- No mention of tax implications on forgiven student loan amounts
- No mention of bankruptcy reforms
So how will this affect your student loans going forward? And more importantly, what should you do about it?
Recommendations for Borrowers:
1) Trump is clearly in favor of a single IBR program going forward, which will have a shorter forgiveness period than the version currently in place. If you are in distress or default on your loans, enroll in a current Income-Driven Repayment program (or a loan rehabilitation). If you’re not, it may be best to wait and see what develops with Trump’s stated new version before you enroll. The shorter forgiveness period may end up saving you money over the long-term.
2) Make sure to stay current on your student loans payments and out of default status. This is important because, in the past, new student loan programs have been more difficult for those in default to enroll in. Keeping your loans in good standing is the best way to keep your opinions open going forward.
3) At this point, there is no real knowledge available about how Trump’s student loan policies will affect private loans, if at all. This being the case, it may be best to simply to wait and see what develops. This may offer an opportunity to take advantage of better options in the near future.
Obviously, there are still a lot of questions in the minds of student loan borrowers about how Trump’s future policies will affect them. Rest assured that as things develop, Student Debt Relief aims to provide student borrowers with the most up-to-date information and guidance.
Will Trump forgive my student loans?
While nothing is set in stone, it seems very likely that whatever program Trump implements will have an end of term loan forgiveness as a component. His most recent thinking is forgiveness would be after 15 years of payments.
How do I get signed up for student loan forgiveness?
Make sure your federal loans are enrolled in the direct loan program. If they are not, consolidate them into the direct loan program. If they are Stafford loans you may want to see if you qualify for any of the Stafford forgiveness programs. Here is a complete guide to student loan forgiveness.
Will Trump lower my student loan payment?
You likely don’t need to wait for Trump to lower your payment, you may be able to lower your payment today. Look at Income-Driven Repayment programs and/or private loan consolidations today. Based on his statements so far it is likely he will continue the Income-Driven Repayment program that helps borrowers lower their payment to a manageable size.
Will Trump lower my student loan interest rate?
So far he has not made any definitive statements regarding interest rates, but he has said the Department of Education shouldn’t profit from student loans. One way to make sure they are not profiting would be to lower the interest rate.
Will Trump do away with the Public Service Loan Forgiveness?
He has not stated this directly. However, he has said that he wants to roll all current federal student loan programs into a single Income-Based Repayment program. One can only assume that this would include the Public Service Loan Forgiveness program as well, but this is by no means certain.
Trump’s cancellation of student loan protections may grow the federal government’s involvement.

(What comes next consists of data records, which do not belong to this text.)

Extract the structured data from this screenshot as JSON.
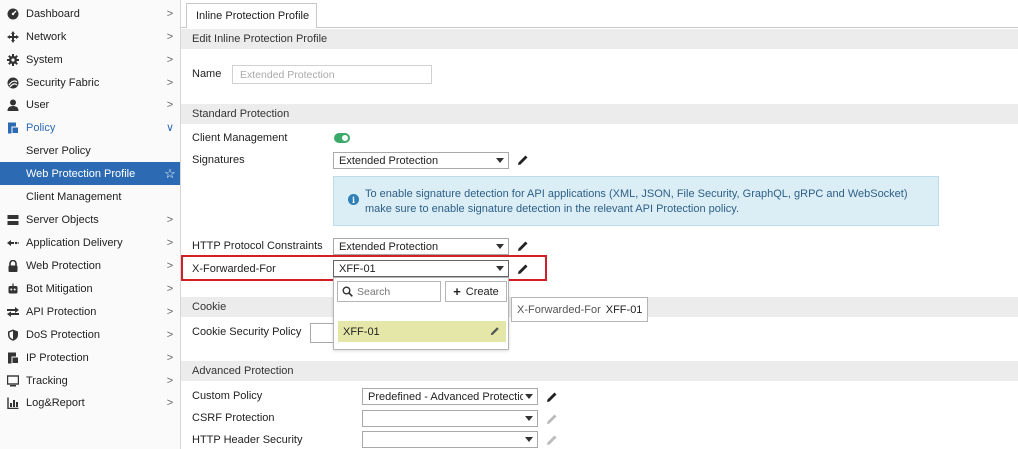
{
  "sidebar": {
    "items": [
      {
        "label": "Dashboard",
        "icon": "dashboard-icon",
        "chevron": ">"
      },
      {
        "label": "Network",
        "icon": "network-icon",
        "chevron": ">"
      },
      {
        "label": "System",
        "icon": "gear-icon",
        "chevron": ">"
      },
      {
        "label": "Security Fabric",
        "icon": "security-fabric-icon",
        "chevron": ">"
      },
      {
        "label": "User",
        "icon": "user-icon",
        "chevron": ">"
      },
      {
        "label": "Policy",
        "icon": "policy-icon",
        "chevron": "∨"
      },
      {
        "label": "Server Policy"
      },
      {
        "label": "Web Protection Profile",
        "star": "☆"
      },
      {
        "label": "Client Management"
      },
      {
        "label": "Server Objects",
        "icon": "server-icon",
        "chevron": ">"
      },
      {
        "label": "Application Delivery",
        "icon": "application-delivery-icon",
        "chevron": ">"
      },
      {
        "label": "Web Protection",
        "icon": "lock-icon",
        "chevron": ">"
      },
      {
        "label": "Bot Mitigation",
        "icon": "bot-icon",
        "chevron": ">"
      },
      {
        "label": "API Protection",
        "icon": "api-icon",
        "chevron": ">"
      },
      {
        "label": "DoS Protection",
        "icon": "shield-icon",
        "chevron": ">"
      },
      {
        "label": "IP Protection",
        "icon": "ip-protection-icon",
        "chevron": ">"
      },
      {
        "label": "Tracking",
        "icon": "tracking-icon",
        "chevron": ">"
      },
      {
        "label": "Log&Report",
        "icon": "log-report-icon",
        "chevron": ">"
      }
    ]
  },
  "tab": {
    "label": "Inline Protection Profile"
  },
  "sections": {
    "edit": "Edit Inline Protection Profile",
    "standard": "Standard Protection",
    "cookie": "Cookie",
    "advanced": "Advanced Protection"
  },
  "form": {
    "name_label": "Name",
    "name_placeholder": "Extended Protection",
    "client_management_label": "Client Management",
    "client_management_on": true,
    "signatures_label": "Signatures",
    "signatures_value": "Extended Protection",
    "info_text": "To enable signature detection for API applications (XML, JSON, File Security, GraphQL, gRPC and WebSocket) make sure to enable signature detection in the relevant API Protection policy.",
    "http_constraints_label": "HTTP Protocol Constraints",
    "http_constraints_value": "Extended Protection",
    "xff_label": "X-Forwarded-For",
    "xff_value": "XFF-01",
    "cookie_policy_label": "Cookie Security Policy",
    "custom_policy_label": "Custom Policy",
    "custom_policy_value": "Predefined - Advanced Protectio",
    "csrf_label": "CSRF Protection",
    "csrf_value": "",
    "header_security_label": "HTTP Header Security",
    "header_security_value": ""
  },
  "dropdown": {
    "search_placeholder": "Search",
    "create_label": "Create",
    "items": [
      "XFF-01"
    ]
  },
  "tooltip": {
    "label": "X-Forwarded-For",
    "value": "XFF-01"
  },
  "colors": {
    "active_nav": "#2c6bb3",
    "highlight_border": "#d0202a",
    "selected_item": "#e5e7a8",
    "info_bg": "#dbeef6",
    "toggle_on": "#3aaa6a"
  }
}
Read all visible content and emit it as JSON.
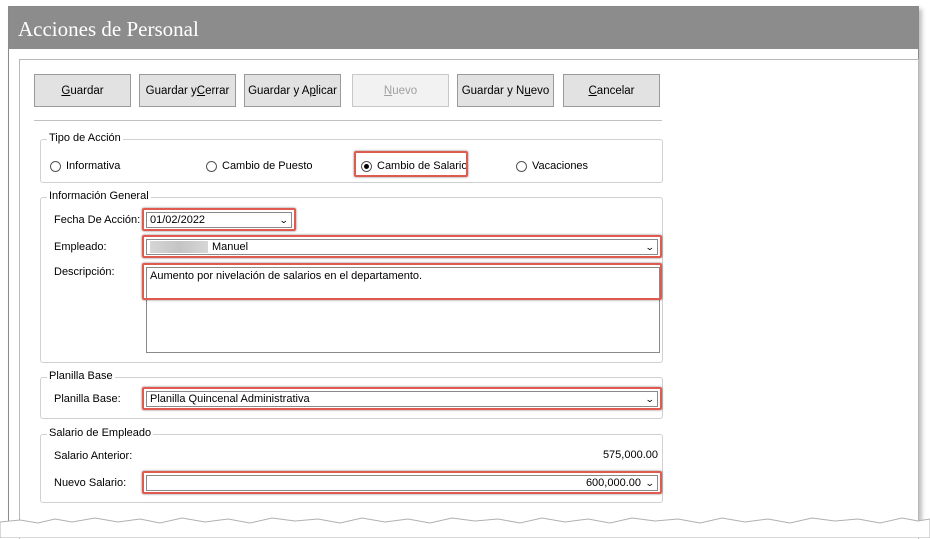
{
  "window": {
    "title": "Acciones de Personal"
  },
  "toolbar": {
    "guardar": {
      "pre": "",
      "u": "G",
      "post": "uardar"
    },
    "guardar_cerrar": {
      "pre": "Guardar y ",
      "u": "C",
      "post": "errar"
    },
    "guardar_aplicar": {
      "pre": "Guardar y A",
      "u": "p",
      "post": "licar"
    },
    "nuevo": {
      "pre": "",
      "u": "N",
      "post": "uevo"
    },
    "guardar_nuevo": {
      "pre": "Guardar y N",
      "u": "u",
      "post": "evo"
    },
    "cancelar": {
      "pre": "",
      "u": "C",
      "post": "ancelar"
    }
  },
  "tipo_accion": {
    "title": "Tipo de Acción",
    "options": [
      "Informativa",
      "Cambio de Puesto",
      "Cambio de Salario",
      "Vacaciones"
    ],
    "selected": "Cambio de Salario"
  },
  "info_general": {
    "title": "Información General",
    "fecha_label": "Fecha De Acción:",
    "fecha_value": "01/02/2022",
    "empleado_label": "Empleado:",
    "empleado_value": "Manuel",
    "descripcion_label": "Descripción:",
    "descripcion_value": "Aumento por nivelación de salarios en el  departamento."
  },
  "planilla": {
    "title": "Planilla Base",
    "label": "Planilla Base:",
    "value": "Planilla Quincenal Administrativa"
  },
  "salario": {
    "title": "Salario de Empleado",
    "anterior_label": "Salario Anterior:",
    "anterior_value": "575,000.00",
    "nuevo_label": "Nuevo Salario:",
    "nuevo_value": "600,000.00"
  },
  "colors": {
    "highlight": "#e05a50",
    "titlebar": "#8c8c8c"
  }
}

Under the Trump administration, the Department of Education has removed Obama era protections for student loan borrowers who want to rehabilitate their loans.
By making rehabilitation of privately held loans less attractive, borrowers are more likely to opt to skip rehabilitation and immediately consolidate their FFEL loans into the Federal Direct Loan Program to take advantage of income-based repayment programs. When borrowers take this action, it moves loans from private balance sheets to the federal government.